- Dry skin, brittle nails
- Enlarged thyroid gland (goiter), including trouble swallowing
Hypothyroid problems in babies can also be dangerously problematic and should be taken very seriously, as they can lead to unsettling growth and development problems. In fact, some babies are born without a thyroid. Symptoms of hypothyroidism in babies include:
- Jaundice (abnormally yellow skin and whites of the eyes)
- Frequent choking spells
- Swollen face and/or tongue, making it hard to breathe
- Poor muscle tone development
- Lack of energy/too sleepy
- Trouble eating, difficulty gaining weight
Symptoms of Hyperthyroidism
Like hypothyroidism, hyperthyroidism causes a long list of potential symptoms that can be a challenge to pin down. On the flip side, however, hyperthyroidism is when your thyroid goes into overdrive and produces far too much in the way of thyroid hormones, resulting in a different set of vexing symptoms:
- Unexplained weight loss (even if your diet and activity levels haven’t changed)
- Increase in appetite
- Difficulty sleeping, restlessness
- Irregular heartbeat (arrhythmia), rapid heartbeat (tachycardia), and obvious palpitations.
- Red or flushed face
- Heightened anxiety, nervousness, easily irritated
- Increase in perspiration
- Tremors in the hands
- Muscle fatigue
- Increased heat sensitivity
- Overly frequent bowel movements
- Irregular menstrual periods
- Goiter (the thyroid gland is enlarged), leading to a lump in the neck and pain when swallowing, or even breathing.
- Graves’ ophthalmopathy (swollen eyes, excess tears, pressure, pain, light sensitivity, double vision)
What Autoimmune Diseases and Disorders Affect the Thyroid?
If you’re suffering from an autoimmune disease, it may start attacking your thyroid. For example, hypothyroidism symptoms are often connected to a thyroid inflamed by Hashimoto’s disease. Graves’s disease is the most common culprit behind an overactive thyroid.
In the case of Hashimoto’s disease, or a sluggish thyroid, the treatment goal is to restore normal levels of thyroid hormones through replacement therapy with synthetic thyroid pharmaceuticals.
Hypothyroidism is often treated with synthetic hormones to help boost thyroid function. When we prescribe synthetic hormones, we need to monitor it careful and make adjustments to your dose to make sure it’s working correctly.
When it comes to an overactive thyroid gland, treatment may include radioactive iodine treatment, thyroid hormone blockers to reduce the effects of excess thyroid hormones on the body, and beta-blockers.
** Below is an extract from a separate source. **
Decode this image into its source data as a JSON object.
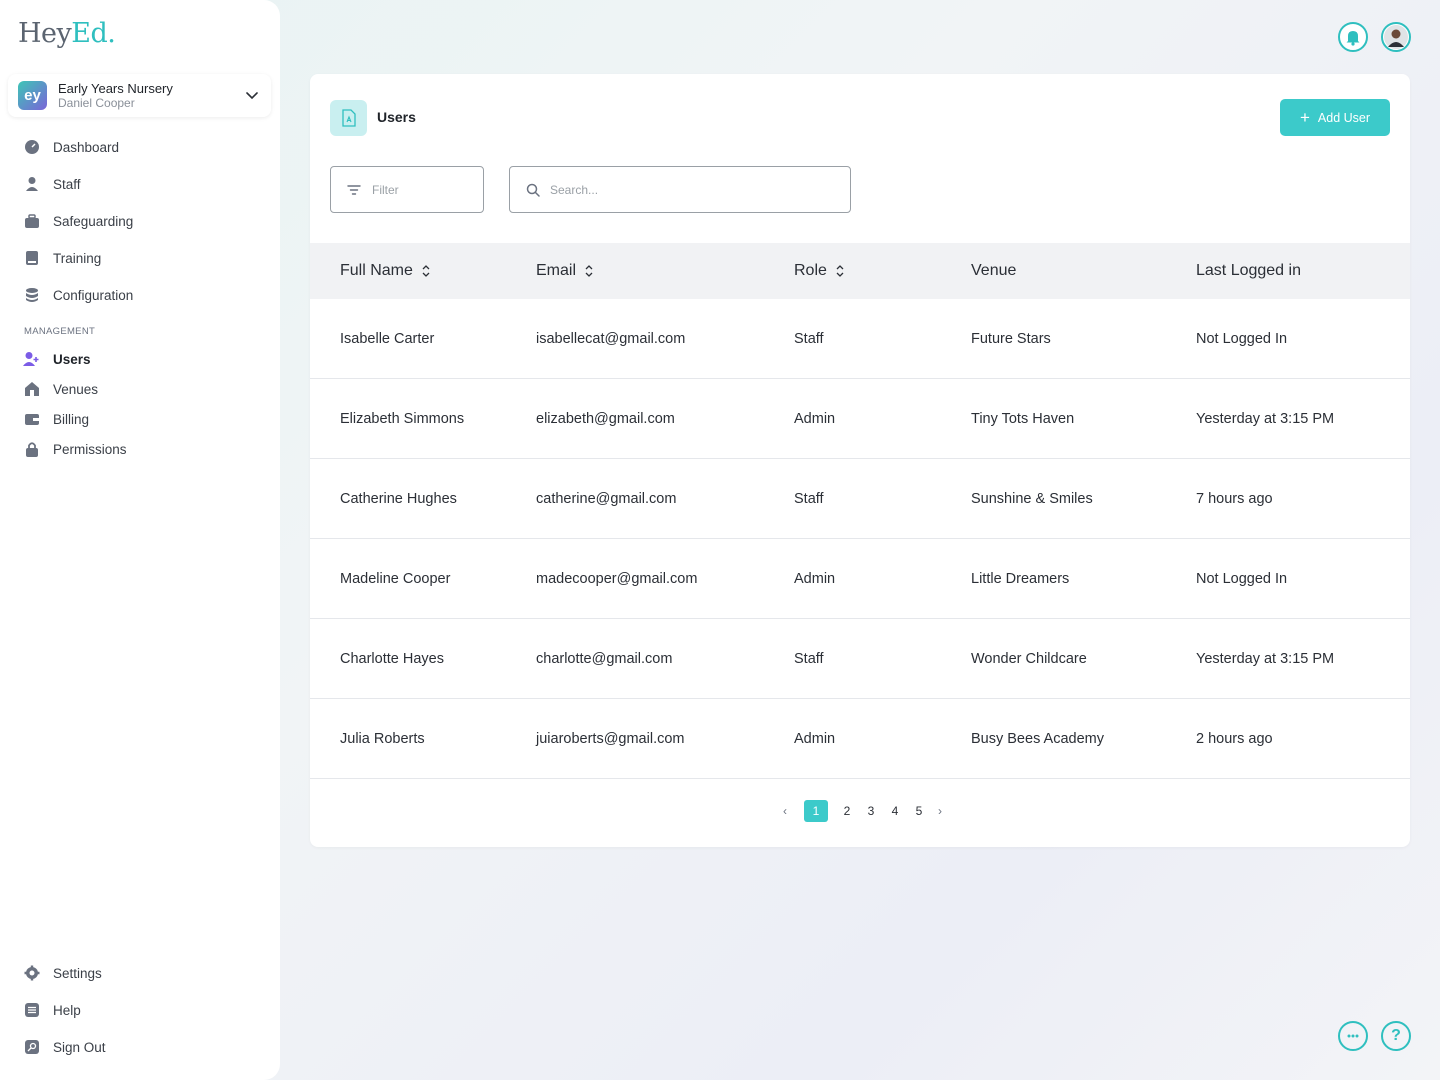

When medications fail to do the trick, surgery to remove all or part of the thyroid may be necessary, as well as life-long thyroid hormone replacement therapy thereafter.
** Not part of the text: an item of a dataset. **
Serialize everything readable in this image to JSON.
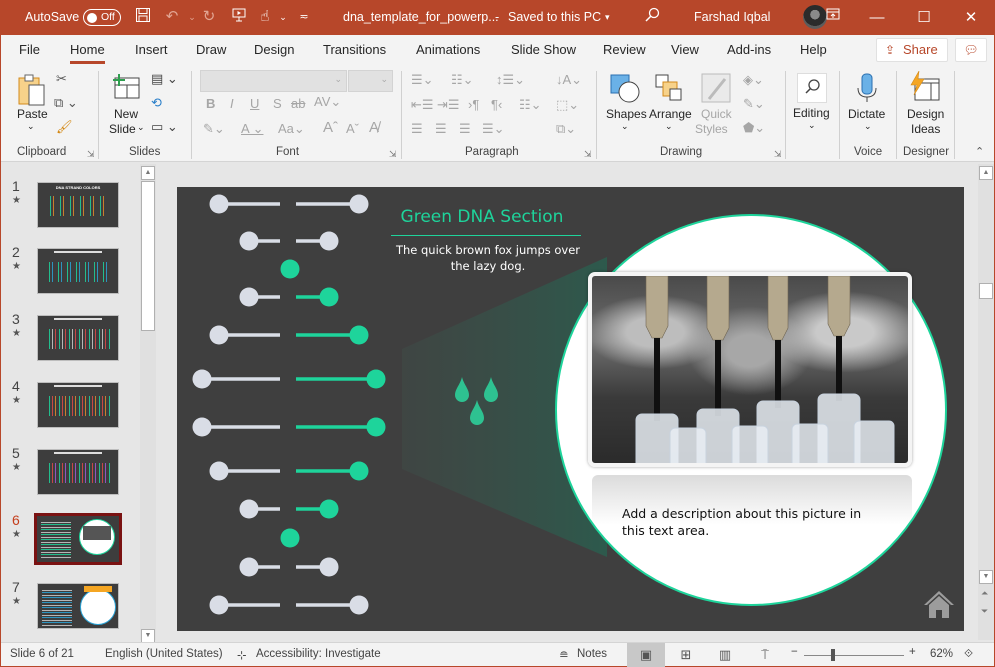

What Are the Early Symptoms of Thyroid Cancer?
Unfortunately, thyroid cancer is on the rise around the world. Fortunately, however, treatment prognosis is usually good if it is caught and treated early enough. Symptoms include:
- A persistent sore throat, cough or hoarseness not due to a cold
- A fast-growing lump in the throat in the area of the thyroid
- Trouble swallowing or breathing
Contact Jersey Shore ENT Specialists right away if you have these symptoms. We can perform an ultrasound that can detect any nodes on the thyroid. A follow-up biopsy can determine whether the nodes are benign, intermediate, or malignant so that appropriate treatment can be administered.